PhD in Health Policy
To Our Prospective Students and Trainees:
The ongoing COVID-19 pandemic and the recent police killings of Black individuals have once again shone a light on the deep-rooted social and racial injustices in our society. Stanford Health Policy is committed to doing our part to contribute to a more equitable and just society. We recognize that both the unequal health impacts of the pandemic and the trauma of racism and racial violence constitute significant public health problems, and we hope prospective students from diverse backgrounds consider joining our program to help us continue to make important contributions in health policy to address these and many other problems of our day.
To this end, Stanford Health Policy reaffirms its commitment to perform individualized, holistic review of each applicant to its graduate programs. We recognize that students may have faced significant challenges during the period of disruption caused by the pandemic, racial violence, and police brutality. We will take individual circumstances into account during application review. Importantly, we will respect decisions regarding the adoption of Credit/No Credit and other grading options during this unprecedented time, whether they are made by institutions or by individual students. Our goal remains to form graduate student cohorts that are excellent and encompass a diversity of perspectives, backgrounds, and experiences that enrich the graduate educational experience. The application requirements for the Academic Year 2021-22 will be finalized later this summer and the application will open in September 2020.
Additionally, as a program linked with the Stanford Biosciences Programs, we support the Biosciences Commitment to Justice and Action and, where appropriate, will connect and participate in the activities offered in the statement.

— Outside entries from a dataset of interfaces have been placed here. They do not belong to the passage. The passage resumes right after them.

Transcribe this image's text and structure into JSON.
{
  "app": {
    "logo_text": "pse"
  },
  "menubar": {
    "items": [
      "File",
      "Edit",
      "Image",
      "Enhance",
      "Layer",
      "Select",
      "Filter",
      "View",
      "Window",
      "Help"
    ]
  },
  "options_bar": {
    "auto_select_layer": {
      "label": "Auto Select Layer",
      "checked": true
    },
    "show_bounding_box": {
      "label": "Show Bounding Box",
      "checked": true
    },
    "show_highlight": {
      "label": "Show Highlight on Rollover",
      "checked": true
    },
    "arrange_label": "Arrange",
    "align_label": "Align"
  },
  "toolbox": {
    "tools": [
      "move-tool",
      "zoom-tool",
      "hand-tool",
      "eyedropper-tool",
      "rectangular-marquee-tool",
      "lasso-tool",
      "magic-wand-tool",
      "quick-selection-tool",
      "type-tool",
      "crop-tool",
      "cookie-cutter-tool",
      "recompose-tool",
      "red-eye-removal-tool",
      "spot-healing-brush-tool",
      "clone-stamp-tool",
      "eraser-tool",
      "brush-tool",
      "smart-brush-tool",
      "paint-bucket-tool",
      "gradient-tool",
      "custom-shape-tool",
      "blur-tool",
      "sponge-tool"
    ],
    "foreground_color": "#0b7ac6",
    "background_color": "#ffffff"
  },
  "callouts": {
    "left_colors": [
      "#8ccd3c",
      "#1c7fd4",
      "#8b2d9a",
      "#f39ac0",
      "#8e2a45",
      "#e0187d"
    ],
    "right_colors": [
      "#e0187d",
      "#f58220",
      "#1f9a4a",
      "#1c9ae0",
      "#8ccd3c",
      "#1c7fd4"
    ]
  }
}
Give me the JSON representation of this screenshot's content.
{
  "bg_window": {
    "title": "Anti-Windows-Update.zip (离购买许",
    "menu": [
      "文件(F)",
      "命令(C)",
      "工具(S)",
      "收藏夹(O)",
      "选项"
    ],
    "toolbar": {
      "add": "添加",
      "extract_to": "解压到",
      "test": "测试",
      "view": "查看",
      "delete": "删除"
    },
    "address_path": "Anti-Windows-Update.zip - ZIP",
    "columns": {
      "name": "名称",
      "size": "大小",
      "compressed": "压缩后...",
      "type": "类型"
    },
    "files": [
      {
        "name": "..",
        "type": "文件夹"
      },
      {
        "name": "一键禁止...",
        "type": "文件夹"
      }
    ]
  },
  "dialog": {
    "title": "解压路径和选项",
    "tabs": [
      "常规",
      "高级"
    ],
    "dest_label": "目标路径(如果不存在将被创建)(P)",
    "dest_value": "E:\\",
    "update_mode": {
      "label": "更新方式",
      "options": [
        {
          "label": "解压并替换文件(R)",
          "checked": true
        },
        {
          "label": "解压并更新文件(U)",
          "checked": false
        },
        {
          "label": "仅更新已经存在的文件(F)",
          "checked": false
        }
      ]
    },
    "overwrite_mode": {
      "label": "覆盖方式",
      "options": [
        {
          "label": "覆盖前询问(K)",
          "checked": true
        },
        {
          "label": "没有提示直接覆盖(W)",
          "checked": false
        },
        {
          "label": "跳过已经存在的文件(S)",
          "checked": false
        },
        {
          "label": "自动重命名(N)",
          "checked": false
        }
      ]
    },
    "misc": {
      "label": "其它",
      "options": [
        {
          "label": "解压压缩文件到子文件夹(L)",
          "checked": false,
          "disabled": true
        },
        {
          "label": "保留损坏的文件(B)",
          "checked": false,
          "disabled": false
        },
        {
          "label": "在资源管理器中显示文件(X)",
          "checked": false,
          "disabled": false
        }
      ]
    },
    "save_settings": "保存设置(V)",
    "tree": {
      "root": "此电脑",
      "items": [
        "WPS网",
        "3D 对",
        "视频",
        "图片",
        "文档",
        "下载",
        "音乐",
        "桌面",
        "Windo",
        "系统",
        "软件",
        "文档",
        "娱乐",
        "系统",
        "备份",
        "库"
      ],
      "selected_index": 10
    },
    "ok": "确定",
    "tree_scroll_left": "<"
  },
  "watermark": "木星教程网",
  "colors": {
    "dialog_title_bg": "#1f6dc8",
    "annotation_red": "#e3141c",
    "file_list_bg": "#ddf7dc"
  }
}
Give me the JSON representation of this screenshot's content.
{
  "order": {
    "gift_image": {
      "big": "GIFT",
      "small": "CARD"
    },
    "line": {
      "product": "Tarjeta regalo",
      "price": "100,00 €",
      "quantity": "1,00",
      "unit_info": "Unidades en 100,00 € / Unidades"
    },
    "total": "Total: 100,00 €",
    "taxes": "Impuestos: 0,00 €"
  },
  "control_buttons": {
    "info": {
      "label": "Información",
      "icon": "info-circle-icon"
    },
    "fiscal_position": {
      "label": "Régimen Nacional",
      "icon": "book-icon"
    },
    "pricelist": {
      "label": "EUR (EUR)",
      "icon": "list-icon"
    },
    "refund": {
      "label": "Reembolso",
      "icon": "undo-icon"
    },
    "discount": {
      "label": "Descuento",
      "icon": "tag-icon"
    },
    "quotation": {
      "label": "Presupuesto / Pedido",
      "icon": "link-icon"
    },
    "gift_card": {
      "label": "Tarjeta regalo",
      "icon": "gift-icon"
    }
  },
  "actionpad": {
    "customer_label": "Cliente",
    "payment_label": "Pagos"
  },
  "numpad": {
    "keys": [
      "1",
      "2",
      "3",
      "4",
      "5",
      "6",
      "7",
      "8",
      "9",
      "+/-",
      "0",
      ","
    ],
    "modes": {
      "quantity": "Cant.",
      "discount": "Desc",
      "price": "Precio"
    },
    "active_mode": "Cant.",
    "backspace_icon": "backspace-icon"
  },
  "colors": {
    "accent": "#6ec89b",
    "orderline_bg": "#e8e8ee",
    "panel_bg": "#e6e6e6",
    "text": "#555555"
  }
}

Stanford Health Policy offers a PhD program which promises to educate students who will be scholarly leaders in the field of health policy, and will be highly knowledgeable about the theoretical and empirical approaches that can be applied in the development of improvements in health policy and the health care system. The curriculum offers courses across a wide range of health policy areas including health economics, health insurance and government program operation, health financing, international health policy and economic development, cost-effectiveness analysis and the evaluation of new technologies, relevant statistical and methodological approaches, and health policy issues related to public health concerns like obesity and chronic disease. In addition to taking a set of core courses, students are expected to complete coursework in one of two tracks:
Academic advising by our faculty is a critical component of our graduate students' education.
All matriculating students will be assigned a faculty advisor from the group of CORE FACULTY to help them design their academic program. Students will remain with this advisor until the time that they have developed other arrangements for advising.
Advisors will meet with students within the first quarter of each year to discuss students' Individual Development Plan(s) (IDPs). Additionally, students will meet with their advisor(s) on a regular basis throughout each year to discuss course selection, development of research projects, and career plans.
Academic progress and student completion of program requirements and milestones are monitored by the program staff and directors and discussed at quarterly meetings of all PhD advisors.
Students are expected to identify a group of normally 3 thesis advisors before or, at the latest, shortly after the time that they advance to candidacy for the degree. This group will consist of one primary and two secondary advisors, who may or may not be the same as the initially assigned faculty advisor. The primary advisor must be from the group of core faculty, unless specific approval of the EXECUTIVE COMMITTEE is obtained. Such approval would not be routinely granted. However, in rare cases, it may be optimal for a student’s progress to implement a co-primary mentor arrangement, in which a core faculty member from health policy and another faculty member from outside the core faculty jointly serve as primary mentors. This arrangement might occur in rare circumstances with students seeking to integrate areas of science into their policy training that are outside the expertise of the core faculty.
Secondary advisors will normally be expected to come from the core faculty, but could include faculty from outside the core group upon approval of the executive committee. Students will be encouraged to seek advisors with complementary expertise as needed, and the Director of Graduate Studies and executive committee will monitor advising arrangements to ensure that students receive adequate supervision.
Though circumstances may be different from one student to another, we anticipate being able to provide and/or help students obtain financial support for the first four years of the program. However, non-U.S. citizens and non-U.S. Permanent Residents are ineligible for our largest pool of funds, and prospects for funding their studies through our program are therefore significantly more limited. Applicants who are not U.S. citizens or Permanent Residents are strongly encouraged to apply for other funding, such as the Knight-Hennessy Scholars program (see below) and external fellowships.
Full funding to Stanford graduate students from all disciplines, including the PhD in Health Policy, is also available through the Knight-Hennessy Scholars program. Apply to Knight-Hennessy Scholars by October 14, 2020.
Commitment to Diversity